Jeroen Wijering was a university student in the Netherlands who was dissatisfied with the ads and downloads that used to be necessary for watching videos on the internet, so he took the initiative and created his own online player. This player was built into web browsers, and allowed flash and similar applications to run online without any downloads. As the founder and creator of JW Player, Wijering arrived at the game before most people even realized it had begun. Before it was acquired by Google, all Youtube videos ran through JW Player. Today, JW Player has a team of 160 people, and is used by 2.5 million websites, ranging from small blogs to big companies like Fox, ESPN, Redbull, and Vice. They are responsible for streaming over fifteen billion videos, and have expanded from their origins as a video player to offer video hosting and transcoding capabilities, as well as data technology around analytics and digital recommendation.

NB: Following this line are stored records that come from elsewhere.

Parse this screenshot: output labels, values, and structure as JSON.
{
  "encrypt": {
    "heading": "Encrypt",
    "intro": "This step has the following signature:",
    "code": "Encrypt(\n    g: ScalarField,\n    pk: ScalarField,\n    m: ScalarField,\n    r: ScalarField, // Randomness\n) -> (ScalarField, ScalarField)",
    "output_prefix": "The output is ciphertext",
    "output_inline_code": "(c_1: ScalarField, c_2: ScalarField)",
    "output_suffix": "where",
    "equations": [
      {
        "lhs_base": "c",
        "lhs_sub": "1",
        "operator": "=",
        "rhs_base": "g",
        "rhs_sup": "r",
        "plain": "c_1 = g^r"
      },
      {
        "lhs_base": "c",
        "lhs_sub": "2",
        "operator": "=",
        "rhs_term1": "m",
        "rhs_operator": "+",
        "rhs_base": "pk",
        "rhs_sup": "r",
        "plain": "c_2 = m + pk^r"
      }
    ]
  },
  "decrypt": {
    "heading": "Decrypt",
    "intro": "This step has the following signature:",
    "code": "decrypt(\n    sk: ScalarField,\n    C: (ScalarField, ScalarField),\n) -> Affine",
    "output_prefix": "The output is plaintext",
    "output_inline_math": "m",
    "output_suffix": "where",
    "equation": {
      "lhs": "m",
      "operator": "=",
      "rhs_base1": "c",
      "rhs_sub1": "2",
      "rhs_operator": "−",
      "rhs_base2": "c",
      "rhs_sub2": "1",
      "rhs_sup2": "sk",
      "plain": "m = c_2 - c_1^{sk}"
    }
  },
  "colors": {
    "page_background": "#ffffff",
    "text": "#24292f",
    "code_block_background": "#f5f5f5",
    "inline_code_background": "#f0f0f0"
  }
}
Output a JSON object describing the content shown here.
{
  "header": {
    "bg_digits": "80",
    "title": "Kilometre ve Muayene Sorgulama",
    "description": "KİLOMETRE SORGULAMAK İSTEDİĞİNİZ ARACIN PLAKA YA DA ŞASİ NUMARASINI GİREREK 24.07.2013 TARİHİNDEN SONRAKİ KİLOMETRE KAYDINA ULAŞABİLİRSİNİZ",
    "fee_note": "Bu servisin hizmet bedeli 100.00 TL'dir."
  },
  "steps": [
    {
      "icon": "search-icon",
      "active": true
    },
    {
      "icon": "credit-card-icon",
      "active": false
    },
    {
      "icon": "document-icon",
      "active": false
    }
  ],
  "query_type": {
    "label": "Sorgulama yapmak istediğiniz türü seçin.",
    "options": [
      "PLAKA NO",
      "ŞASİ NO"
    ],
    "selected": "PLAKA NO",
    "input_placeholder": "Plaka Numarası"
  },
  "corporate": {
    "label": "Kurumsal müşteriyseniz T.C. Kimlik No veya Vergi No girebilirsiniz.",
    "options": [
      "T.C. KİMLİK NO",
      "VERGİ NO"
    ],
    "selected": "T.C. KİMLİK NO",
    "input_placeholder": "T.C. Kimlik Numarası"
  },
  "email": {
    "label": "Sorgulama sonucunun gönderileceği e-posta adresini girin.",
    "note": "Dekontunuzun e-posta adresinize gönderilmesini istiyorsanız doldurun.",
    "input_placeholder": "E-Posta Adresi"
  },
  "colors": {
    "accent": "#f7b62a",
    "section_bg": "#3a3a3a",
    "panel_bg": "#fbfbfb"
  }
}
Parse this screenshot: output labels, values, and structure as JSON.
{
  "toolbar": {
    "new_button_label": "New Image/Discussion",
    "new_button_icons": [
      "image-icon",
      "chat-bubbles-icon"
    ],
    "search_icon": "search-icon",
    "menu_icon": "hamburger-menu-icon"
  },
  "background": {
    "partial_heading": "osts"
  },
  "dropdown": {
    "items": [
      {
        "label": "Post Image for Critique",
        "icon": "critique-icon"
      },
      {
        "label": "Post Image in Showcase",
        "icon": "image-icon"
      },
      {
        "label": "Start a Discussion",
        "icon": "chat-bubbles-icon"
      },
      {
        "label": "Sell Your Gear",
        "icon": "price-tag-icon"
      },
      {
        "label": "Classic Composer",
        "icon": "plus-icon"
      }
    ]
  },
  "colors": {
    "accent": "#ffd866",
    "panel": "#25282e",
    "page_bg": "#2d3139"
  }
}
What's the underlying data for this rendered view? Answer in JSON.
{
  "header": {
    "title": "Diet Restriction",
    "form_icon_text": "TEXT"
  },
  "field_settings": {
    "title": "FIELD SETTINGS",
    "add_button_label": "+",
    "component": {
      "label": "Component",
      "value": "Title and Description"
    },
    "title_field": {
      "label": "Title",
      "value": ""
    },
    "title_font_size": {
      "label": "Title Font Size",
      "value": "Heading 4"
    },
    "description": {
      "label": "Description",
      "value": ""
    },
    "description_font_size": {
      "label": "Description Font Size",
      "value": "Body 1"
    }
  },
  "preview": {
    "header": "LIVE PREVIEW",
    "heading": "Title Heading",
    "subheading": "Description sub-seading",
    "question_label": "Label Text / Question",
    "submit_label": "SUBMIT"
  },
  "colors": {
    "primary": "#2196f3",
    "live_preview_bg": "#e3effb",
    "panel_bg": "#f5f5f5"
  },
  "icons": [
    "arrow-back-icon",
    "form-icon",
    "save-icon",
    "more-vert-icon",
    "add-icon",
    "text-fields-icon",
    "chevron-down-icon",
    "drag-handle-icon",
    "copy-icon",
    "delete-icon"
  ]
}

In this episode of Philanthrocapitalism, host Matthew Bishop speaks to Wijering about the questions surrounding digital content moving forward. Wijering reveals that the ultimate competition his clients face for consumer attention does not come from Netflix or Amazon, but rather social media platforms such as Facebook, Snapchat, and Youtube that are found to be taking up the largest chunk of people’s time budgets. This means that Wijering’s responsibilities lie in assisting his customers in getting their content socialized, which means figuring out ways to deliver their content to mobile devices and smart TVs. Facebook and Youtube have become very good at enabling consumers to discover content, and outreach goals now entail figuring out how to turn one video play into two or three video plays. Such interaction with content will ideally lead consumers to external company sites through their social media. The issue faced now is the fact that there is not enough video content compared to the amount of advertising available. Ads will have to become increasingly targeted, and analysis of consumer viewing habits will have to get more complex.
Jeroen Wijering predicts the large issues moving forward are going to revolve around the decline in cable subscriptions, and consumer migration to digital services. Media companies will attempt to move into digital services, and with the kind of content they aim to distribute, they will be threatened not only by social media, but with the dominant streaming services as well. Wijering notes how the most important innovations will be in conceptualizing ways to improve the ease of accessibility of content. Wijering declares that the path to ideal distribution will entail discovering standard means for content publishers, publishers that are not part of the dominant services, to make their way onto consumer devices.
21:33 | 2016